ASSIGNMENT: The answer must be a single number: the count of lines in the records below that contain the word "chevron".
----
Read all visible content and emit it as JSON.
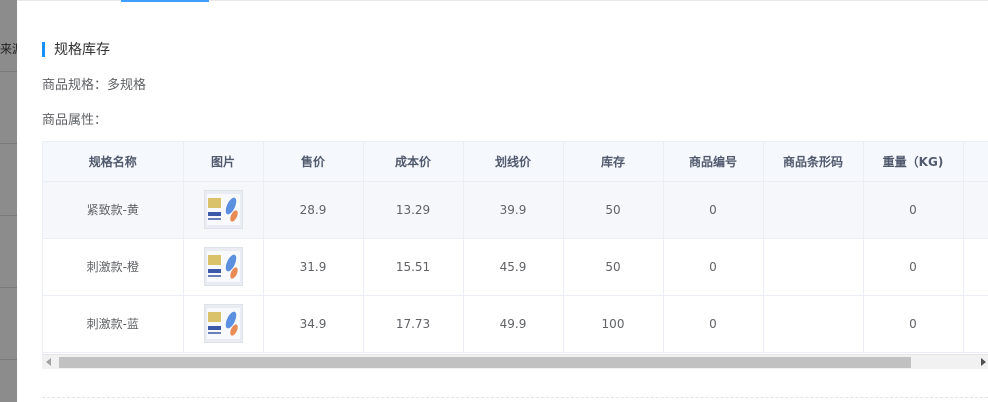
{
  "backdrop": {
    "fragment_text": "来源"
  },
  "section": {
    "title": "规格库存"
  },
  "spec": {
    "label": "商品规格：",
    "value": "多规格"
  },
  "attributes": {
    "label": "商品属性："
  },
  "table": {
    "headers": [
      "规格名称",
      "图片",
      "售价",
      "成本价",
      "划线价",
      "库存",
      "商品编号",
      "商品条形码",
      "重量（KG)",
      ""
    ],
    "rows": [
      {
        "name": "紧致款-黄",
        "price": "28.9",
        "cost": "13.29",
        "list_price": "39.9",
        "stock": "50",
        "code": "0",
        "barcode": "",
        "weight": "0",
        "extra": ""
      },
      {
        "name": "刺激款-橙",
        "price": "31.9",
        "cost": "15.51",
        "list_price": "45.9",
        "stock": "50",
        "code": "0",
        "barcode": "",
        "weight": "0",
        "extra": ""
      },
      {
        "name": "刺激款-蓝",
        "price": "34.9",
        "cost": "17.73",
        "list_price": "49.9",
        "stock": "100",
        "code": "0",
        "barcode": "",
        "weight": "0",
        "extra": ""
      }
    ]
  },
  "icons": {
    "product_image": "product-thumbnail-icon",
    "scroll_left": "chevron-left-icon",
    "scroll_right": "chevron-right-icon"
  },
  "colors": {
    "accent": "#1890ff",
    "header_bg": "#f5f8fd",
    "hover_row_bg": "#f5f7fa"
  }
}
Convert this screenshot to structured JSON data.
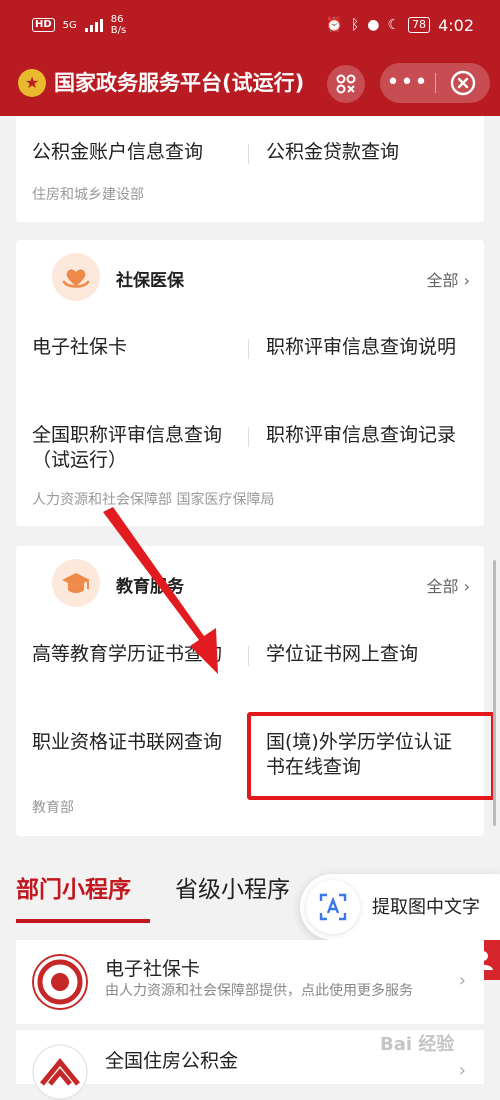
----
SOLVED EXERCISE: 2